▶ [Page and application data records]
* * *

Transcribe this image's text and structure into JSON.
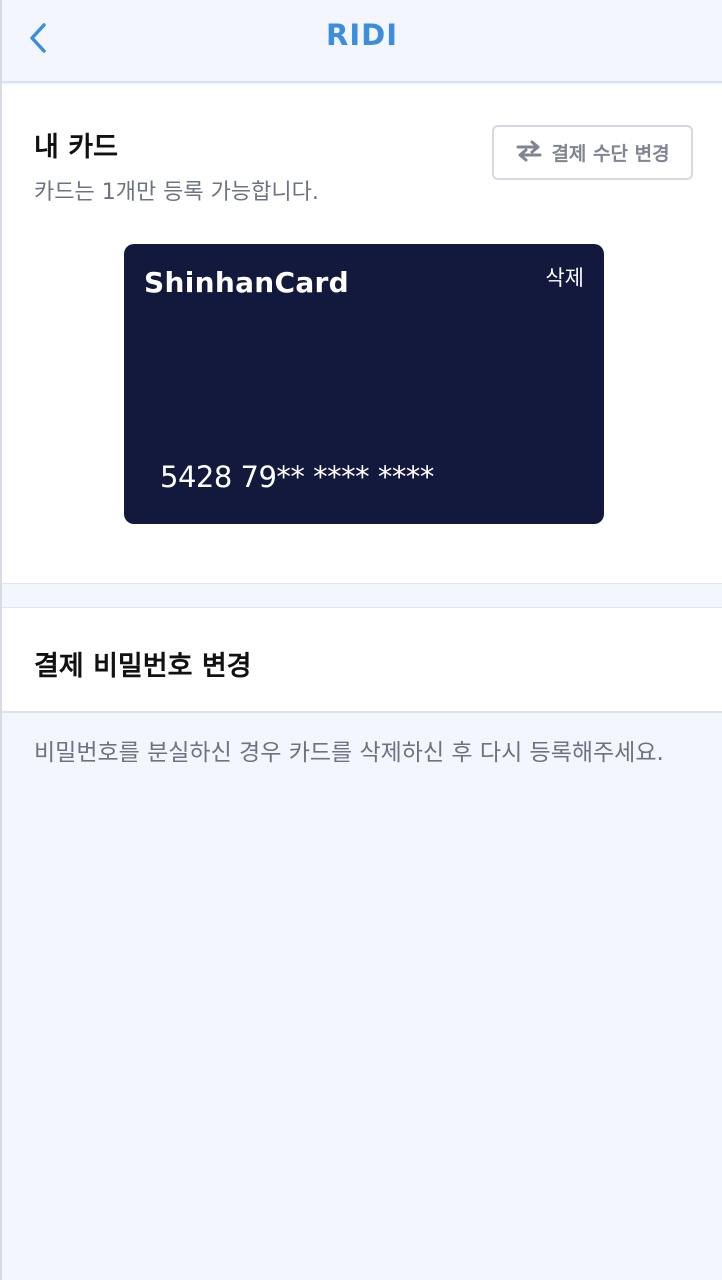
{
  "header": {
    "title": "RIDI",
    "back_icon": "chevron-left-icon",
    "accent_color": "#3c8ce0"
  },
  "my_card": {
    "title": "내 카드",
    "subtitle": "카드는 1개만 등록 가능합니다.",
    "change_method_label": "결제 수단 변경",
    "change_method_icon": "swap-arrows-icon",
    "card": {
      "brand": "ShinhanCard",
      "delete_label": "삭제",
      "number": "5428 79** **** ****",
      "card_color": "#13193c"
    }
  },
  "password_section": {
    "title": "결제 비밀번호 변경"
  },
  "notice": {
    "text": "비밀번호를 분실하신 경우 카드를 삭제하신 후 다시 등록해주세요."
  }
}
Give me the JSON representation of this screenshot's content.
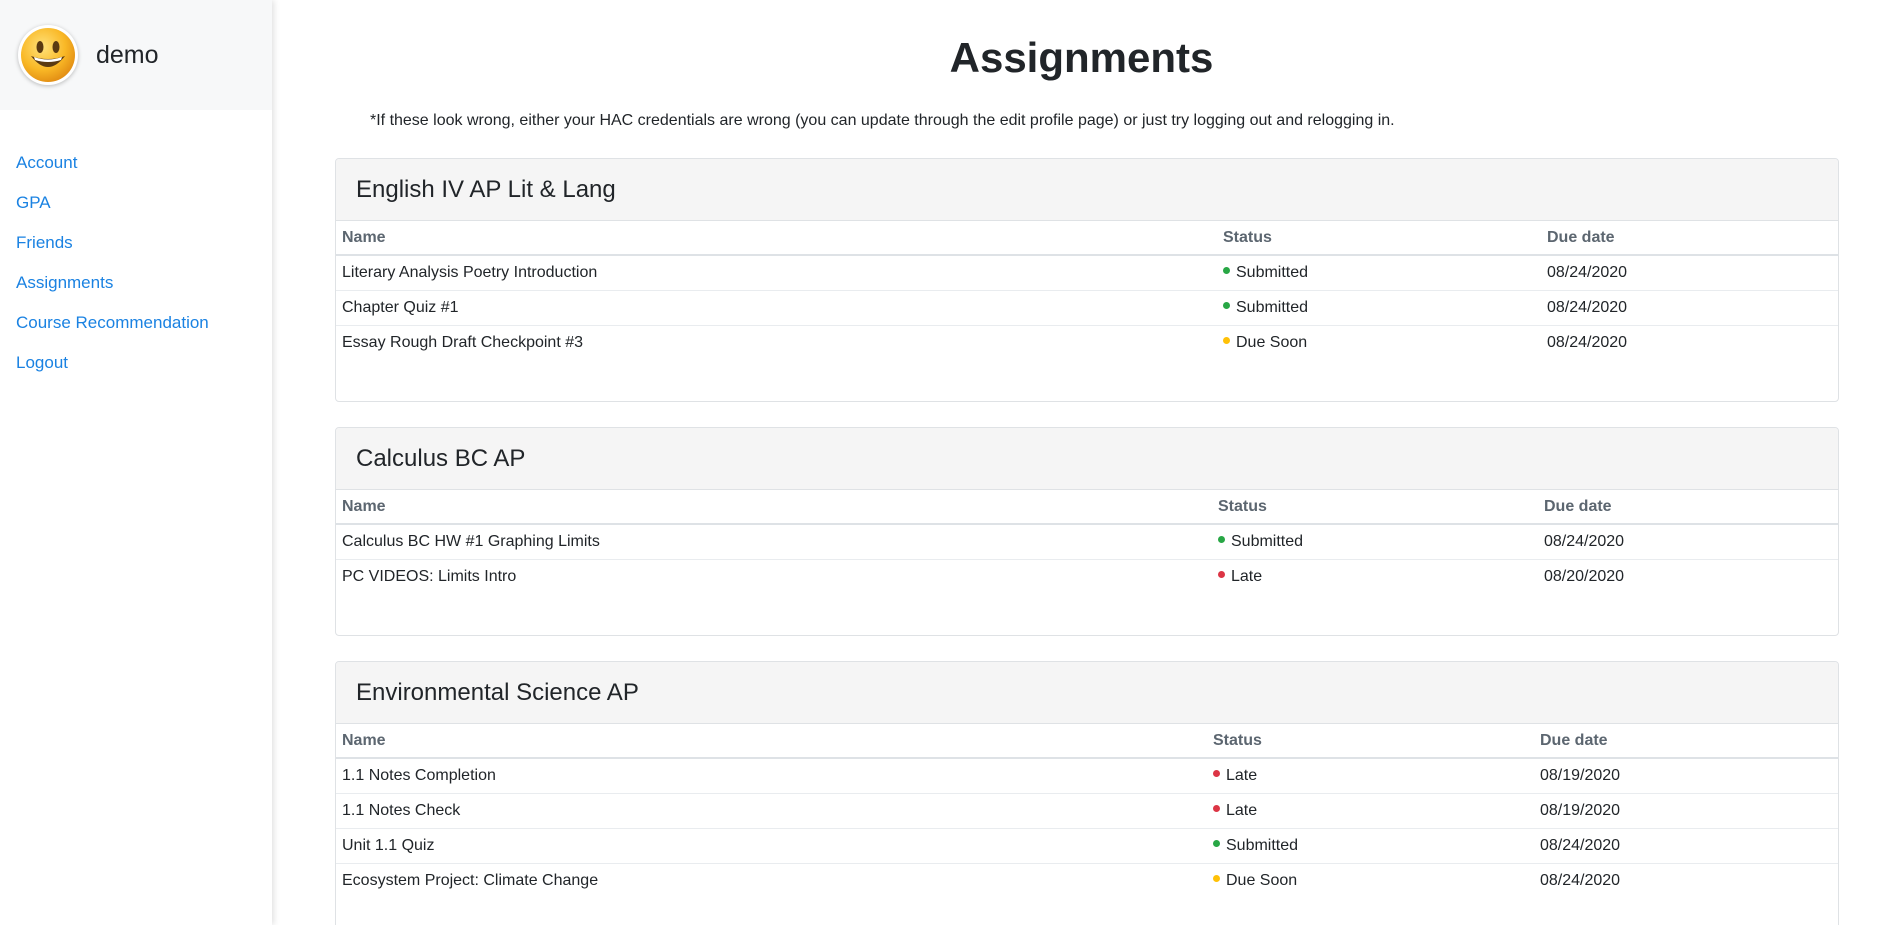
{
  "sidebar": {
    "username": "demo",
    "avatar_icon": "smiley-face-icon",
    "items": [
      {
        "label": "Account"
      },
      {
        "label": "GPA"
      },
      {
        "label": "Friends"
      },
      {
        "label": "Assignments"
      },
      {
        "label": "Course Recommendation"
      },
      {
        "label": "Logout"
      }
    ]
  },
  "main": {
    "title": "Assignments",
    "note": "*If these look wrong, either your HAC credentials are wrong (you can update through the edit profile page) or just try logging out and relogging in.",
    "columns": {
      "name": "Name",
      "status": "Status",
      "due": "Due date"
    },
    "courses": [
      {
        "name": "English IV AP Lit & Lang",
        "assignments": [
          {
            "name": "Literary Analysis Poetry Introduction",
            "status": "Submitted",
            "due": "08/24/2020"
          },
          {
            "name": "Chapter Quiz #1",
            "status": "Submitted",
            "due": "08/24/2020"
          },
          {
            "name": "Essay Rough Draft Checkpoint #3",
            "status": "Due Soon",
            "due": "08/24/2020"
          }
        ]
      },
      {
        "name": "Calculus BC AP",
        "assignments": [
          {
            "name": "Calculus BC HW #1 Graphing Limits",
            "status": "Submitted",
            "due": "08/24/2020"
          },
          {
            "name": "PC VIDEOS: Limits Intro",
            "status": "Late",
            "due": "08/20/2020"
          }
        ]
      },
      {
        "name": "Environmental Science AP",
        "assignments": [
          {
            "name": "1.1 Notes Completion",
            "status": "Late",
            "due": "08/19/2020"
          },
          {
            "name": "1.1 Notes Check",
            "status": "Late",
            "due": "08/19/2020"
          },
          {
            "name": "Unit 1.1 Quiz",
            "status": "Submitted",
            "due": "08/24/2020"
          },
          {
            "name": "Ecosystem Project: Climate Change",
            "status": "Due Soon",
            "due": "08/24/2020"
          }
        ]
      }
    ]
  },
  "colors": {
    "submitted": "#28a745",
    "due_soon": "#ffc107",
    "late": "#dc3545",
    "link": "#1a82e2"
  }
}
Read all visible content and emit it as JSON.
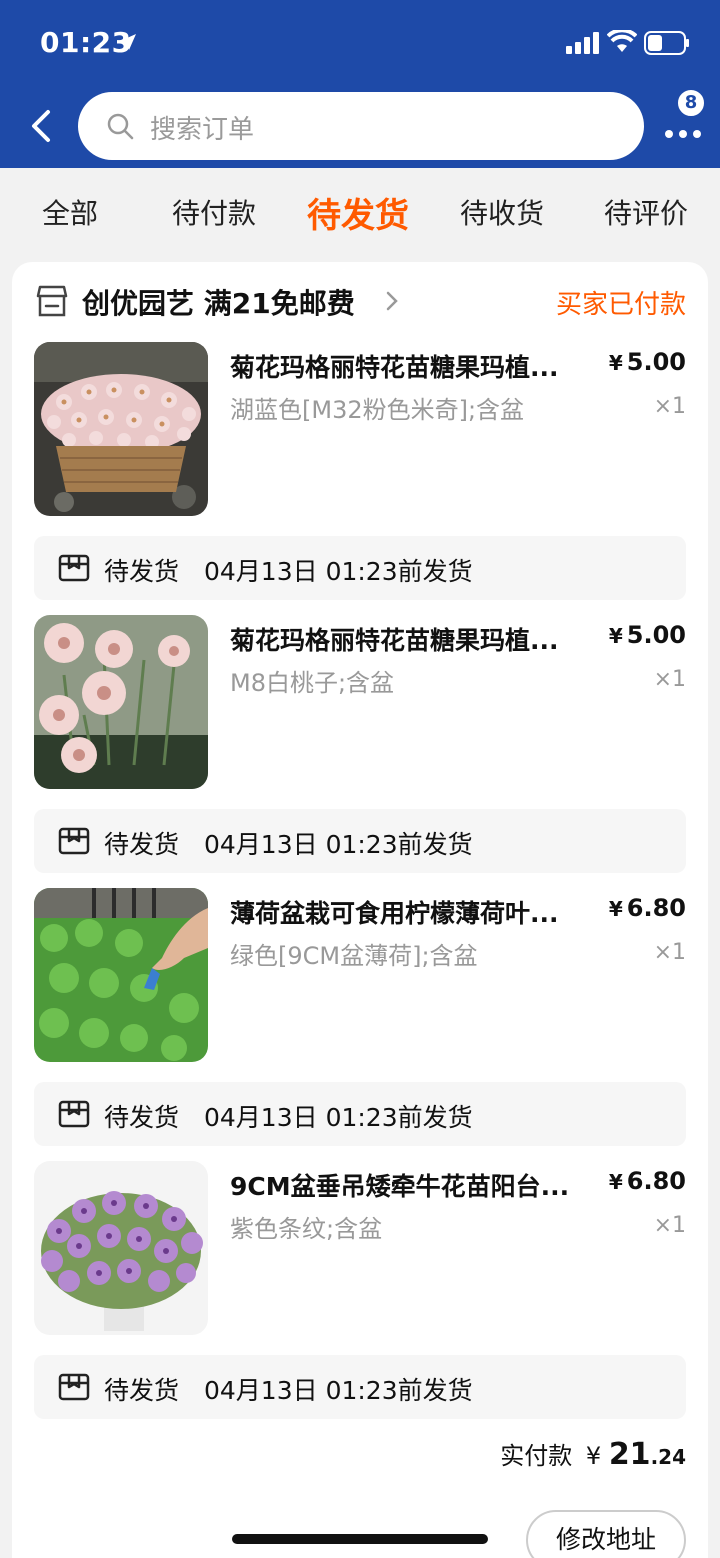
{
  "status_bar": {
    "time": "01:23"
  },
  "search": {
    "placeholder": "搜索订单"
  },
  "header": {
    "badge_count": "8"
  },
  "tabs": [
    {
      "label": "全部"
    },
    {
      "label": "待付款"
    },
    {
      "label": "待发货",
      "active": true
    },
    {
      "label": "待收货"
    },
    {
      "label": "待评价"
    }
  ],
  "shop": {
    "name": "创优园艺 满21免邮费",
    "order_status": "买家已付款"
  },
  "items": [
    {
      "title": "菊花玛格丽特花苗糖果玛植...",
      "sku": "湖蓝色[M32粉色米奇];含盆",
      "price_yen": "¥",
      "price": "5.00",
      "qty": "×1",
      "ship_label": "待发货",
      "ship_date": "04月13日 01:23前发货"
    },
    {
      "title": "菊花玛格丽特花苗糖果玛植...",
      "sku": "M8白桃子;含盆",
      "price_yen": "¥",
      "price": "5.00",
      "qty": "×1",
      "ship_label": "待发货",
      "ship_date": "04月13日 01:23前发货"
    },
    {
      "title": "薄荷盆栽可食用柠檬薄荷叶...",
      "sku": "绿色[9CM盆薄荷];含盆",
      "price_yen": "¥",
      "price": "6.80",
      "qty": "×1",
      "ship_label": "待发货",
      "ship_date": "04月13日 01:23前发货"
    },
    {
      "title": "9CM盆垂吊矮牵牛花苗阳台...",
      "sku": "紫色条纹;含盆",
      "price_yen": "¥",
      "price": "6.80",
      "qty": "×1",
      "ship_label": "待发货",
      "ship_date": "04月13日 01:23前发货"
    }
  ],
  "footer": {
    "total_label": "实付款",
    "total_yen": "¥",
    "total_int": "21",
    "total_dec": ".24",
    "modify_address": "修改地址"
  },
  "colors": {
    "header_blue": "#1e4aa8",
    "accent_orange": "#ff5a00"
  }
}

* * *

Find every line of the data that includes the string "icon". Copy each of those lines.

    "back_icon": "chevron-left-icon",
    "change_method_icon": "swap-arrows-icon",
    "avatar_icon": "smiley-face-icon",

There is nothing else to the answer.